Work instruction: Report, word for word, every line of the material that contains "which".

Dataset records:
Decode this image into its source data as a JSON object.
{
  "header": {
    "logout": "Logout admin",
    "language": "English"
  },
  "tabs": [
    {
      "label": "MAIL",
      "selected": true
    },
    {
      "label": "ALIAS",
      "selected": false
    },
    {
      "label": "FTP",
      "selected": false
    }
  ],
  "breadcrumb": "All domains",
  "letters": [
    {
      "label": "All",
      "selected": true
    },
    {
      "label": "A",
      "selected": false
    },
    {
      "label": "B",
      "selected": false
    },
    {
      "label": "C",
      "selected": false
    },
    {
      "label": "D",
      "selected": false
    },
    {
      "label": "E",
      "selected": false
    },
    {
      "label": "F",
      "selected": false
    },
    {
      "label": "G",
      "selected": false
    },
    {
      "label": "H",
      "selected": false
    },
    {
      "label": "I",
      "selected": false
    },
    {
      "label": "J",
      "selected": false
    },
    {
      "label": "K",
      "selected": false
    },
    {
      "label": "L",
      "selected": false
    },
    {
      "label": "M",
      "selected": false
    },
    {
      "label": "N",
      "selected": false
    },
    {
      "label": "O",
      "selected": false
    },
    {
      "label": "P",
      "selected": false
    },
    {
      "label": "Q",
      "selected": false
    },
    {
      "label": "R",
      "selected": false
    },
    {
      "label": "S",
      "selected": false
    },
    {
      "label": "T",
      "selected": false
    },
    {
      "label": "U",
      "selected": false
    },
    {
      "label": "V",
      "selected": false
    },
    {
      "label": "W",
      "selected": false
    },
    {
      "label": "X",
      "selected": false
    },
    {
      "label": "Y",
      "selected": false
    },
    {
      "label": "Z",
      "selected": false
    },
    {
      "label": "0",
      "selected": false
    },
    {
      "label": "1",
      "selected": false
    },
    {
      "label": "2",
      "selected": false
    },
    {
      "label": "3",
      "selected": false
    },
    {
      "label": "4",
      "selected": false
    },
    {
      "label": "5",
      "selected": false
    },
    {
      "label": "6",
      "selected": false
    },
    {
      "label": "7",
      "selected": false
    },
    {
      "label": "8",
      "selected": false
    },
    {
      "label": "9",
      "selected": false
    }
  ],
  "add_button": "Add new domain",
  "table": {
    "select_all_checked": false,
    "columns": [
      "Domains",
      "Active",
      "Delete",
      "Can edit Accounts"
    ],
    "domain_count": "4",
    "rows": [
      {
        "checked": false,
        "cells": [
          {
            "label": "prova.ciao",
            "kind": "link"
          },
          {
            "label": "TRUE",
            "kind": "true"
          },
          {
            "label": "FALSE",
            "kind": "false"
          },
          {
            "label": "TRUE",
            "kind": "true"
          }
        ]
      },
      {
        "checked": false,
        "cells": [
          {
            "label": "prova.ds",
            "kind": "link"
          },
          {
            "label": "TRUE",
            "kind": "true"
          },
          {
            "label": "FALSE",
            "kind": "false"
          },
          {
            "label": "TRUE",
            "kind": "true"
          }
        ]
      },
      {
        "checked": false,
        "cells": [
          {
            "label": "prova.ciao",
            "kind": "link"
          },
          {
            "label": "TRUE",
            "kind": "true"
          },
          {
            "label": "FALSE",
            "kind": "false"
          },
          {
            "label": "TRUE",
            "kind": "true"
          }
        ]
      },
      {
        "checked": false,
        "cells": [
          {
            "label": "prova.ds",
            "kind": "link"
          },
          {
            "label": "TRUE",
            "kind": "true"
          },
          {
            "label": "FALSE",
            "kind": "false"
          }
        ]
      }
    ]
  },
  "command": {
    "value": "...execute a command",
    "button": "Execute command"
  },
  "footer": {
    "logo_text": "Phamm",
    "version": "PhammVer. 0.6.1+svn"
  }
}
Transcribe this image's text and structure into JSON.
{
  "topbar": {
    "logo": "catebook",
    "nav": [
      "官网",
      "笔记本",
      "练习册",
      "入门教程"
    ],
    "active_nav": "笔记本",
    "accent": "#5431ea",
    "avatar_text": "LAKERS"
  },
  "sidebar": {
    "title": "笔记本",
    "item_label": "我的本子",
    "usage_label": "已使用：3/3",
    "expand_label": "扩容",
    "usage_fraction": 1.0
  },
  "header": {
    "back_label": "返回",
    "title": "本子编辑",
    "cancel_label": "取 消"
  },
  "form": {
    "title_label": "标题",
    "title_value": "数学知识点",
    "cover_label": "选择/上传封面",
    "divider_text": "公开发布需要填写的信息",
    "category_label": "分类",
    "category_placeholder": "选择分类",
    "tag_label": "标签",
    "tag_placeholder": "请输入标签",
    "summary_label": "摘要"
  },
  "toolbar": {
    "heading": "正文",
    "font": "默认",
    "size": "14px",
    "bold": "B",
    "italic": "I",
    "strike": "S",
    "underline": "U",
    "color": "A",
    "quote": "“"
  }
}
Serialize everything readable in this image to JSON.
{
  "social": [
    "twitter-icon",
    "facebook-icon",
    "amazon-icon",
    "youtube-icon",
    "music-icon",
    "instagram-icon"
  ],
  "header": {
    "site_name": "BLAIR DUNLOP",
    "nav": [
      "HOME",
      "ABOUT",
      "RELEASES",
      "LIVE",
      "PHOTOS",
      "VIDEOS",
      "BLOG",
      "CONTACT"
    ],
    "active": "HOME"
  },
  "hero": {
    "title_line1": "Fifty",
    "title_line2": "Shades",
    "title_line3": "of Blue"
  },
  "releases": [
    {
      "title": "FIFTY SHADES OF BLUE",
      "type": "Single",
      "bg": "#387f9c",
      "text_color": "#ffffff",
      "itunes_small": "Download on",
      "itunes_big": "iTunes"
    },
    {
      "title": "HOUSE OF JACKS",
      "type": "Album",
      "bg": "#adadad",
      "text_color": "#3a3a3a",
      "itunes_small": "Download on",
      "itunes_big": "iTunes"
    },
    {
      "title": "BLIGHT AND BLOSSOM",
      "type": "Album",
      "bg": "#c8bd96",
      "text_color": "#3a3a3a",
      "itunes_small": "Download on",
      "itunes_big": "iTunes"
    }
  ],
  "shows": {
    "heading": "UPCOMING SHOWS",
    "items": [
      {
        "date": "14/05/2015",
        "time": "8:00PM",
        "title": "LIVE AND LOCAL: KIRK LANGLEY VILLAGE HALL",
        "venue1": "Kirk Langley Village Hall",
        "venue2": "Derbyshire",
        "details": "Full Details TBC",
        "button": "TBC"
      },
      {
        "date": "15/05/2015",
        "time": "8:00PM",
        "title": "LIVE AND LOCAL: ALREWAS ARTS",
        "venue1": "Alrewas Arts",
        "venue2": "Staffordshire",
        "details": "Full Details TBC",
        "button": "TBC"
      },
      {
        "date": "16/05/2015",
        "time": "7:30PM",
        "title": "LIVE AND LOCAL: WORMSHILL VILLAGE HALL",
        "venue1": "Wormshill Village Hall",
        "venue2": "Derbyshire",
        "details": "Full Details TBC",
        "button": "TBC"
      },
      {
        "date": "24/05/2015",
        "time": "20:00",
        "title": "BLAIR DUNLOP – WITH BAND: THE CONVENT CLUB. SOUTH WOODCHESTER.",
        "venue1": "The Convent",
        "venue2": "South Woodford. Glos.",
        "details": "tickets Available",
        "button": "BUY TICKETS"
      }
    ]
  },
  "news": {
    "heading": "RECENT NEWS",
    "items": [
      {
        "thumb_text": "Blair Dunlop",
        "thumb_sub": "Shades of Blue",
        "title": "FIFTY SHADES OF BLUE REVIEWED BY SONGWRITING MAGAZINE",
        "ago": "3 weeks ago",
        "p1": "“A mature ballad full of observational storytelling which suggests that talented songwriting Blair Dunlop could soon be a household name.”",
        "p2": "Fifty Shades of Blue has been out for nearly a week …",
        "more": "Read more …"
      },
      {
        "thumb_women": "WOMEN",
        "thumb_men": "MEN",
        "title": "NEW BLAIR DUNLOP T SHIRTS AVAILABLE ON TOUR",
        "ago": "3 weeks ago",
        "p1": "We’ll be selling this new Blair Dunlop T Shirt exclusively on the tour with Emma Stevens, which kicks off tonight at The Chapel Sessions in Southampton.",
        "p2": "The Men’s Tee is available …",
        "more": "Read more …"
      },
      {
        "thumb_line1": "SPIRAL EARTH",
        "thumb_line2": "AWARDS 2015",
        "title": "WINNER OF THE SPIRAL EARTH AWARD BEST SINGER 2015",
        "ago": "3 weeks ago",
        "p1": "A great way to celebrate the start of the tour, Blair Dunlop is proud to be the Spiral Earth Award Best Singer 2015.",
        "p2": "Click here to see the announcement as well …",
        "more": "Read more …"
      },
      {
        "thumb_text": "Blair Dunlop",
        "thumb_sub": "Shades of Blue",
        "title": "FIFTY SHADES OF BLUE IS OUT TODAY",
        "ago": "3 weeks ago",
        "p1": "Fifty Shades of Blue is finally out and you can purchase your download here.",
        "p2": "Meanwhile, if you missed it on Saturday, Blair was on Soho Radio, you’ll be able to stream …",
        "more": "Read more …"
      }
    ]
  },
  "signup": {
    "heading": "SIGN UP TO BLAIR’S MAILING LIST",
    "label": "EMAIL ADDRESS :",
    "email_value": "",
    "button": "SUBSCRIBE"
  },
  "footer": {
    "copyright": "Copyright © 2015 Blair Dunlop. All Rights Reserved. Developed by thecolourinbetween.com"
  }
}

Response to this exercise:
        "p1": "“A mature ballad full of observational storytelling which suggests that talented songwriting Blair Dunlop could soon be a household name.”",
        "p1": "We’ll be selling this new Blair Dunlop T Shirt exclusively on the tour with Emma Stevens, which kicks off tonight at The Chapel Sessions in Southampton.",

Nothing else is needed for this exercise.